The metaverse is now a go-to place, and the tech giants intend to take everyone in with them.
“Even if the Metaverse falls short of the fantastical visions captured by science fiction authors, it is likely to produce trillions in value as a new computing platform or content medium. But in its full vision, the Metaverse becomes the gateway to most digital experiences, a key component of all physical ones, and the next great labor platform.” Matthew Ball said in his series of articles on the metaverse.
Today, the younger generations such as Gen Z or the millennials are watching fewer games and quitting them faster. Sports organizations are struggling with the battle for attention and are competing with multiple other entertainment options. To keep fans engaged and to continue creating lifelong loyalty and passion for their favorite teams, they need to innovate and adapt to fulfill the needs of the younger generations: interactivity, personalization, and sharing with other fans.
The fan experience brought to a fever pitch
Sports organizations are part of the entertainment business. Quoting Matthew Ball, an entertainment business does only three things:
- Create/tell stories
- Build love for those stories
- Monetize that love
Just like Hollywood and Disney did, sports organizations need to understand this incoming metamorphosis of their ecosystems to make their stories live in this new world and in the heart of the fans.
Check out our new mixed-reality panther that debuted today 🔥🔥🔥 pic.twitter.com/8DwEvam9KM— Carolina Panthers (@Panthers) September 12, 2021
When a football fan takes out his smartphone and uses our solution ARISE to support his favorite team during their game, he is already entering the metaverse. He crossed the border, went beyond his physical perception of reality to discover a new world of possibilities! He is no longer just watching the game: he is experiencing it.
But this is just the beginning. Tomorrow, you can imagine having the game transported in your living room with 3D real-size avatars. You will be able to pause it, zoom in and out, walk on the field… With holograms, you will also be able to meet with your favorite player in your living room. Even if he is physically thousands of miles away, he will be able to give you a private class! But with holograms, you will also be able to meet your friend(s) in the stadium to support your team, without leaving your home. With ARISE Home, you’re bringing a part of the metaverse into your own living room. You can connect with other fans who are in the stadium or on their couch and watch the game altogether. A brand new way to connect, interact and live your fan experience has arrived.
AR game for the DFL Supercup by Immersiv.io
Bringing the stadium experience home not only transforms the way fans live the game but also makes it accessible to a wider range of people.
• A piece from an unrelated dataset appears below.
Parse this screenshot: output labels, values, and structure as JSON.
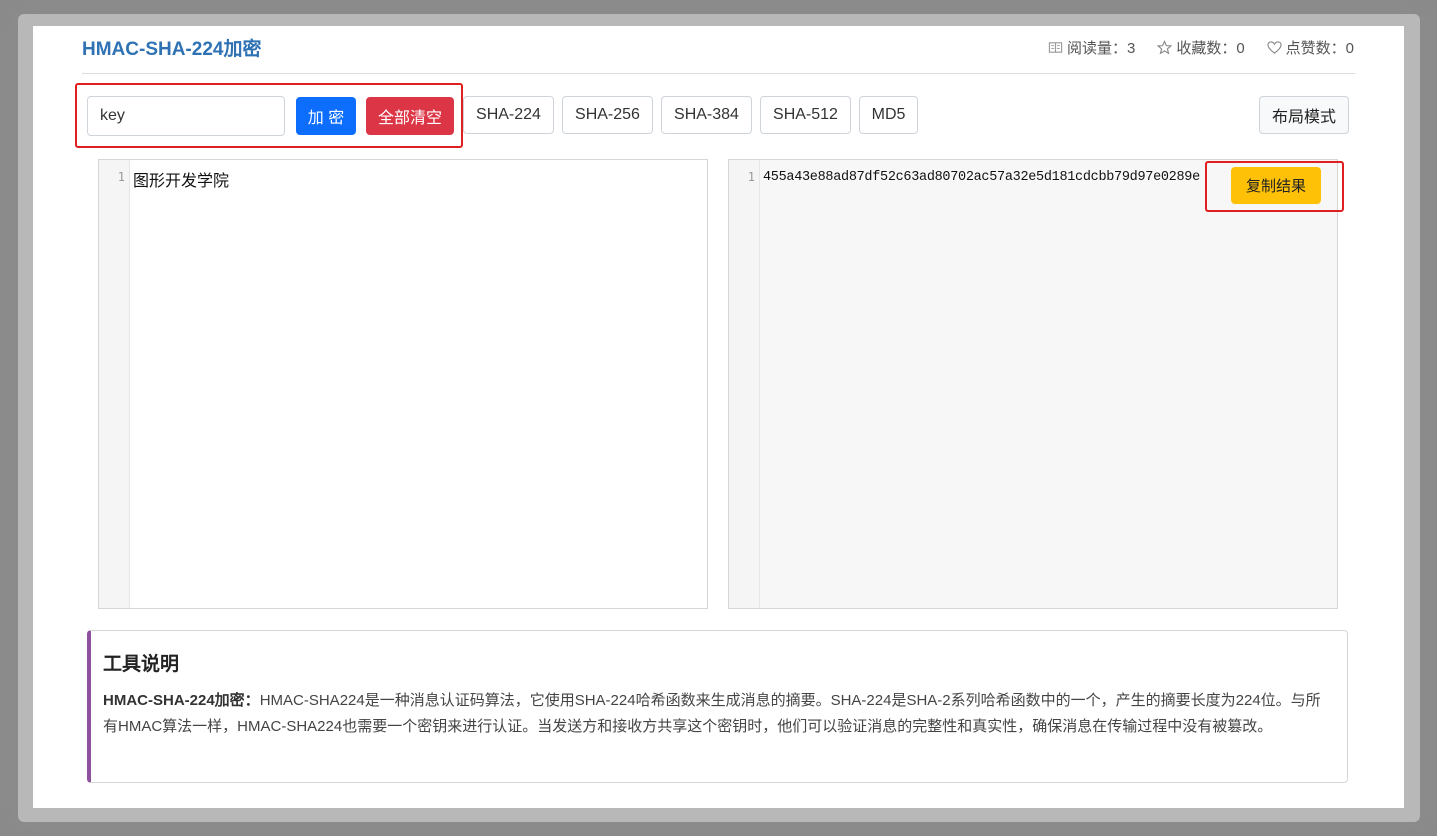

Such technology will also make sports more accessible to newcomers: if you find yourself going with your little brother to a basketball game, but don’t know anything about this sport, the AR can deliver valuable information on what’s happening on the field and what the rules are. But they will also make the game more appealing by adding some extra sparkle and making it a magical experience!
AR game for the WNBA Commissioner’s Cup by Immersiv.io